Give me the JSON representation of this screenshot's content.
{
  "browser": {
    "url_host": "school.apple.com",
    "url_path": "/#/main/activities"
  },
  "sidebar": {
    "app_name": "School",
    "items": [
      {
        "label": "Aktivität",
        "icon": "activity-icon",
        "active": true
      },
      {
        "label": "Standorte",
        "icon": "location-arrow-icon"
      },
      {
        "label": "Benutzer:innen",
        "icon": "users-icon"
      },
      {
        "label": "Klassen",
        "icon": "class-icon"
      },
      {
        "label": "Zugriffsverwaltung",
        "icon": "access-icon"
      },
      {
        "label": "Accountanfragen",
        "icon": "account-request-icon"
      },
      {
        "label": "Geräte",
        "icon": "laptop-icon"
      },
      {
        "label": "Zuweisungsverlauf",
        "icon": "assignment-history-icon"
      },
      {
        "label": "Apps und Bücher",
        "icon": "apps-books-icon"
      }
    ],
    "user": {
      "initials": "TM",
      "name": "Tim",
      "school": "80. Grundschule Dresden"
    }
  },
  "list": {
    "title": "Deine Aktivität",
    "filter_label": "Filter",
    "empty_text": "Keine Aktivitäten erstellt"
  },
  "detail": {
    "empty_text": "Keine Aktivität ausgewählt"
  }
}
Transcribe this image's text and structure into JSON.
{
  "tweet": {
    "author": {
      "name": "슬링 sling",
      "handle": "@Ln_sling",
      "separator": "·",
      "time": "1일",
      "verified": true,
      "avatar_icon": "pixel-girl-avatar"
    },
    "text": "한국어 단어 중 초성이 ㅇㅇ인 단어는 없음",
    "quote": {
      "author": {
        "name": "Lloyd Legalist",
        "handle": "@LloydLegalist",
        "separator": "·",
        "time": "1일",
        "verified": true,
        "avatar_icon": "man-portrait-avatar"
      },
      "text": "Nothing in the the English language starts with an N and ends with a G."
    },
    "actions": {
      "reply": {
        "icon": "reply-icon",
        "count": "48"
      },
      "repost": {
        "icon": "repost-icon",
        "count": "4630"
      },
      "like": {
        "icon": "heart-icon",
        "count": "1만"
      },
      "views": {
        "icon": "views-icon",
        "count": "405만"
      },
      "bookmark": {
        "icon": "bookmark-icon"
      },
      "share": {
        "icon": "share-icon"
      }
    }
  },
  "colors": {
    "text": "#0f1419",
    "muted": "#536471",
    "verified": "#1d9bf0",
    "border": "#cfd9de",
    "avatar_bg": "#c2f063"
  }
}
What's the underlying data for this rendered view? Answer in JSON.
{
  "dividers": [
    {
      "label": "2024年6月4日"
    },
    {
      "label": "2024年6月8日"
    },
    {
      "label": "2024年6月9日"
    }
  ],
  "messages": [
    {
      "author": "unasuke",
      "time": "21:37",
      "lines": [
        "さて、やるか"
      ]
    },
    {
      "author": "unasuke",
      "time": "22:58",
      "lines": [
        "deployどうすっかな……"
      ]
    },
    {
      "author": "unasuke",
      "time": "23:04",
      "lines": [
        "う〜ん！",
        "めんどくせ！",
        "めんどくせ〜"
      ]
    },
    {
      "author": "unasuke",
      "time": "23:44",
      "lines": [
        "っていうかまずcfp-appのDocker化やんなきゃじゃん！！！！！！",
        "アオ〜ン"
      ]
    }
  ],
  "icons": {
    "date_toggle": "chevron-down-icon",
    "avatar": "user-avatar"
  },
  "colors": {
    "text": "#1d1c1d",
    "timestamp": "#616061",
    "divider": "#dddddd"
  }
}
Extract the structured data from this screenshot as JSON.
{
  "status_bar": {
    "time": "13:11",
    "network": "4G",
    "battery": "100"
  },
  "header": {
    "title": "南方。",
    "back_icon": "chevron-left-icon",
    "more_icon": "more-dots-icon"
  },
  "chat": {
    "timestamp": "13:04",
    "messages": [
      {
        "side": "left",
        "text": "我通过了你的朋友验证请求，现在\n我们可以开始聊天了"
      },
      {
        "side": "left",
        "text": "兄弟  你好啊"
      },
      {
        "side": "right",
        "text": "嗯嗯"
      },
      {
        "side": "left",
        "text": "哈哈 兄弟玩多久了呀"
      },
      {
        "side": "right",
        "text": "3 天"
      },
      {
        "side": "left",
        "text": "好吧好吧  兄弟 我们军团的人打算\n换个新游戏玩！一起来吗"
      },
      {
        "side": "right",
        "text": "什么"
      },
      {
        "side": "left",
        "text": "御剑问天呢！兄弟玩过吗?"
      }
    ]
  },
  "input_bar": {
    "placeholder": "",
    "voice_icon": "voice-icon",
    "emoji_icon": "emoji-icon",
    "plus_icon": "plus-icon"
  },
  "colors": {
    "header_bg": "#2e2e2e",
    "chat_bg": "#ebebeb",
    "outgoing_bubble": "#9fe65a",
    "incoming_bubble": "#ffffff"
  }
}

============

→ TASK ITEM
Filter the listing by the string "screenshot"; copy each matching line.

→ ANSWER TO THIS PROBLEM
Give me the JSON representation of this screenshot's content.
Extract the structured data from this screenshot as JSON.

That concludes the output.